Billie Holiday was a fantastic subject for a photographer. Whatever the location or situation, whatever the lighting or the angle, the turn of her head or the expression on her face, the result was almost always extraordinary. Here’s an example, taken in Paris by Jean-Claude Bernath in 1958, during the second of her two visits to Europe. It was first used in France’s Jazz Magazine, and is among the images reproduced in a two-volume publication accompanying “Jazz Power!”, an exhibition of the monthly magazine’s photographs and artwork between 1954 and 1974, currently in show at the Rencontres d’Arles, the annual festival of photography.
The first of the two paperback volumes folds out into a panoramic reproduction of spreads from the magazine through those years, from Louis Armstrong, Lionel Hampton and Clifford Brown to Sun Ra, Sam Rivers and Sonny Sharrock. It’s a reminder of how, founded by Nicole and Eddy Barclay, nurtured by Frank Ténot and Daniel Filipacchi, with editors including Jacques Souplet, Jean-Louis Ginibre and Philippe Carles, Jazz Magazine did a wonderful job of reflecting the excitement of the music and its evolution during those 20 years. As it still seems to be doing under the current editor in chief, Frédéric Goaty.

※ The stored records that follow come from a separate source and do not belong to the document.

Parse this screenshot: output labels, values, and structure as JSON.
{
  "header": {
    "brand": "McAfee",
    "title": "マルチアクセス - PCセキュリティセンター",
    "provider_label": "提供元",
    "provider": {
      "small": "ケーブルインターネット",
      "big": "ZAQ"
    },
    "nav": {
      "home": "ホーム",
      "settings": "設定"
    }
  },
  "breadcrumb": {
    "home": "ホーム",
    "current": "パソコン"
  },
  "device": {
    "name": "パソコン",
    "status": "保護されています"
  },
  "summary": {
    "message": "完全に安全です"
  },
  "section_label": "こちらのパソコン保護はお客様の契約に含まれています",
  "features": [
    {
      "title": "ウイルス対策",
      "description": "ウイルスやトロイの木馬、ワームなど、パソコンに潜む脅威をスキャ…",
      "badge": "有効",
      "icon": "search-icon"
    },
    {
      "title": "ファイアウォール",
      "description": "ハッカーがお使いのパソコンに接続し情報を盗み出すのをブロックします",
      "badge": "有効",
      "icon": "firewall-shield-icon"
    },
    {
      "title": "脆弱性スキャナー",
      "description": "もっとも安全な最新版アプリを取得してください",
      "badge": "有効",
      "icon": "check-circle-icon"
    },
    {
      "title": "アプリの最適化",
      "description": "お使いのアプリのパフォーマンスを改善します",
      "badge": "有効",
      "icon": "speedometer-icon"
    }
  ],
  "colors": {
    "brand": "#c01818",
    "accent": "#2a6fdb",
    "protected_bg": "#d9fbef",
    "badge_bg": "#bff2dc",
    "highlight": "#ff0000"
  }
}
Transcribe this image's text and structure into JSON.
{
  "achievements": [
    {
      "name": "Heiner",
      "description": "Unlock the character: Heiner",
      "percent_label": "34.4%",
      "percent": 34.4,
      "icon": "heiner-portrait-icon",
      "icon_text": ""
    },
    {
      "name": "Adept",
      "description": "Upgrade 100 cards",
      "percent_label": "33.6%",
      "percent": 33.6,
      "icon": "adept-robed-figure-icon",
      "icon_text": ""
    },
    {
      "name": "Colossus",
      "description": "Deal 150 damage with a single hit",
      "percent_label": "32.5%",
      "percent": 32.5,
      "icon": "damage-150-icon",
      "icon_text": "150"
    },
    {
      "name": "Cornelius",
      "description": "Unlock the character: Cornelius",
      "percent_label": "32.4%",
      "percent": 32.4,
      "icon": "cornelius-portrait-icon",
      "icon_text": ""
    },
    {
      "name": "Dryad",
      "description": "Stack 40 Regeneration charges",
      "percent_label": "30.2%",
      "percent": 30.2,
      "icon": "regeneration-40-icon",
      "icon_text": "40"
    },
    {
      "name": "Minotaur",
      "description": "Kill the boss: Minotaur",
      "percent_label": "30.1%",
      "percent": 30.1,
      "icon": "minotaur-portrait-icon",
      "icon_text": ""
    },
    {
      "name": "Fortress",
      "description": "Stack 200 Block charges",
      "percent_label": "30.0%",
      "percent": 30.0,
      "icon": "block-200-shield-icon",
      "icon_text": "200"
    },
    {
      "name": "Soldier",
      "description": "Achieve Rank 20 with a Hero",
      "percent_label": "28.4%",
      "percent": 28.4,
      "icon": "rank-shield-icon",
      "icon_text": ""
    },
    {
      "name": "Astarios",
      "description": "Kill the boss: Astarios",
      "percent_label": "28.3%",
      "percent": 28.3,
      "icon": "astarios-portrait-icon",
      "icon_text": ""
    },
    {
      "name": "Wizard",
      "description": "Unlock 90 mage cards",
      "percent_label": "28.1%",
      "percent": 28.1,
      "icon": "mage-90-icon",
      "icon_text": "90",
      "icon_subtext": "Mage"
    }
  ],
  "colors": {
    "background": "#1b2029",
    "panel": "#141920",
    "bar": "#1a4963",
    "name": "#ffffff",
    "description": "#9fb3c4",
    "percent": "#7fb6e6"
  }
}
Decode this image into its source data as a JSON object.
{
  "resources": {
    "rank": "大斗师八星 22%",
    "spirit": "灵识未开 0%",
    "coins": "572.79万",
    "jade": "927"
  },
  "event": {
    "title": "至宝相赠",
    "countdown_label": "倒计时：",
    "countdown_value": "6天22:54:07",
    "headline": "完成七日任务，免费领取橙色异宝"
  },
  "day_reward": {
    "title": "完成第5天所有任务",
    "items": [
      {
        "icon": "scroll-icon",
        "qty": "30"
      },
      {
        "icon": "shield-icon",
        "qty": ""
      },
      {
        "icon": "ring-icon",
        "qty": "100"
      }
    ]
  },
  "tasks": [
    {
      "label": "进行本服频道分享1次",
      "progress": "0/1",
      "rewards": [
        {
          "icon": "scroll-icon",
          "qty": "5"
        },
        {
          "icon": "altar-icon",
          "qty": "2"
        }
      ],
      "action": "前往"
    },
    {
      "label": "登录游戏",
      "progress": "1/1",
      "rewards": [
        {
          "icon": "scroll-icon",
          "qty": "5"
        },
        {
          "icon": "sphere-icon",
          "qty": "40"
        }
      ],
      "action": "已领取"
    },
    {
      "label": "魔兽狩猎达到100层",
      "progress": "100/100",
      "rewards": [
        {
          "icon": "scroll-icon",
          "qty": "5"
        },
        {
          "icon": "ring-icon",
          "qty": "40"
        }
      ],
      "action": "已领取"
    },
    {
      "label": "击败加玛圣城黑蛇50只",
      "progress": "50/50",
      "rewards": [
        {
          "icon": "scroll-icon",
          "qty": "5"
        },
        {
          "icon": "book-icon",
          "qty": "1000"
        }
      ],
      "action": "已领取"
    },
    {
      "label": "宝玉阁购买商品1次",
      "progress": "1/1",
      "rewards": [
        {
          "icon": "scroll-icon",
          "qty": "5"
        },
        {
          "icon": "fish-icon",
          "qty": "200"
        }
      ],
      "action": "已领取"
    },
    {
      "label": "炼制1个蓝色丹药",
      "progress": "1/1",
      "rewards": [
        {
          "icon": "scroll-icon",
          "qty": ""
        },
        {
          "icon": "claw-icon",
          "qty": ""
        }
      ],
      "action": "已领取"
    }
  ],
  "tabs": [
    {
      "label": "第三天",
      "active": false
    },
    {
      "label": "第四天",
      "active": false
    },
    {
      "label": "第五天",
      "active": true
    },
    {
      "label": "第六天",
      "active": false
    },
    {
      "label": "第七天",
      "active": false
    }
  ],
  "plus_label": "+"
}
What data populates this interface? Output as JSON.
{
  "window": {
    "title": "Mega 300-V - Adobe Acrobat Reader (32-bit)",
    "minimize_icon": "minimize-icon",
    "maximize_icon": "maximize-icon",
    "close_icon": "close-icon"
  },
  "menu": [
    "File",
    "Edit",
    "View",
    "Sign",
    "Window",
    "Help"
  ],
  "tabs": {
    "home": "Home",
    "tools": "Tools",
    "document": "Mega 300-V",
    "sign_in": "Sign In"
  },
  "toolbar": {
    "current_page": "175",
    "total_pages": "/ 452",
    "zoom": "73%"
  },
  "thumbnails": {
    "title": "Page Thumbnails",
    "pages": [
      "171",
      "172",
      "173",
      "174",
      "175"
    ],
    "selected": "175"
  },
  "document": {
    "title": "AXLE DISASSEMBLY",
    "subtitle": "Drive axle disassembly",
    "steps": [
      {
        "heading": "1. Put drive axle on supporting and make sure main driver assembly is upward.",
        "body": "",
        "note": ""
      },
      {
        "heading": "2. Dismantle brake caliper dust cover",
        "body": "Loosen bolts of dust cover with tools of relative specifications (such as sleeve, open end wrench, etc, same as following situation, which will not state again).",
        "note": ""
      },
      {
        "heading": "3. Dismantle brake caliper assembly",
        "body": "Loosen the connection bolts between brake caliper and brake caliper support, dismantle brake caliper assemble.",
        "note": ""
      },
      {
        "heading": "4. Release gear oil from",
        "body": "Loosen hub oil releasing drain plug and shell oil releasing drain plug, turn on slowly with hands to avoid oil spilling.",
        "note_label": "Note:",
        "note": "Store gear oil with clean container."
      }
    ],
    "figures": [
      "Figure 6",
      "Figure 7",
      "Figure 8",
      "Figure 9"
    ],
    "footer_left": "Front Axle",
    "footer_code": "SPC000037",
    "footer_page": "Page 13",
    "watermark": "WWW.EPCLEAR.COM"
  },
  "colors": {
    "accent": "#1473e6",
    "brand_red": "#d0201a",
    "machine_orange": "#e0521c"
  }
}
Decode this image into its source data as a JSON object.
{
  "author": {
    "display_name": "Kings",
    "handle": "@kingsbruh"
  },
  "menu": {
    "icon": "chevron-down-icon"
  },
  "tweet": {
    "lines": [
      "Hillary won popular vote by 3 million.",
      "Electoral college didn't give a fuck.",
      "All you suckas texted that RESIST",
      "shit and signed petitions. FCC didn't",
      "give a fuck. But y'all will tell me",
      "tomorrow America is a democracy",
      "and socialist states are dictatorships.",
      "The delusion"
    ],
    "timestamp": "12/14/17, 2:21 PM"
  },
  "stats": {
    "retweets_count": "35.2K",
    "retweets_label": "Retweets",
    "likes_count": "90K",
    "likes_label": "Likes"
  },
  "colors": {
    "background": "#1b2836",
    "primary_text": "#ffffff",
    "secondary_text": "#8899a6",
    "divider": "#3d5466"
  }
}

The second of the volumes contains a text history of the magazine and full-page A4 reproductions of 22 memorable images from its history, of which the photo of Holiday is one. On the reverse of each is a reproduction of the back of the original print, with its photographer’s stamp and the mark-up pencilled in by the sub-editor or designer responsible for sizing it up and indicating how it was to be cropped it for use.
What you see on the reverse of the Holiday print is a set of marks clearly indicating that the page designer wanted to tighten the image to concentrate the focus on the singer, completely eliminating two of the three men surrounding her. That’s understandable in the light of the editorial priority: a picture of Billie Holiday, not of some bystanders. Looking at it today, more than 60 years later, we’re interested in the context.
Besides Bernath, who also took the image on the cover of Chet Baker’s celebrated album of Bob Zieff tunes, recorded for the Barclay label in Paris in 1954, those whose work is featured in the exhibition and the book include such great names of jazz photography as Jean-Pierre Leloir, Herman Leonard, Giuseppe Pino and Val Wilmer. Under its various editors, Jazz Magazine used their images well, consistent in its desire to stress the role of the emerging black consciousness and of women as full participants in the music.
Twenty-odd years ago I was fortunate enough to be in Arles on the eve of the Rencontres, and I remember the wonderful atmosphere surrounding the festival. No doubt the “Jazz Power!” exhibition would be worth the detour, if such a thing were possible this summer. As things are, this handsome publication will have to do.
* Jazz Power: L’aventure Jazz Magazine 1954-74 by Clara Bastid and Marie Robert is published by and available from Delpire & Co, €58 (www.delpireandco.com). Exhibition details are here: https://www.rencontres-arles.com/fr/expositions/view/992/jazz-power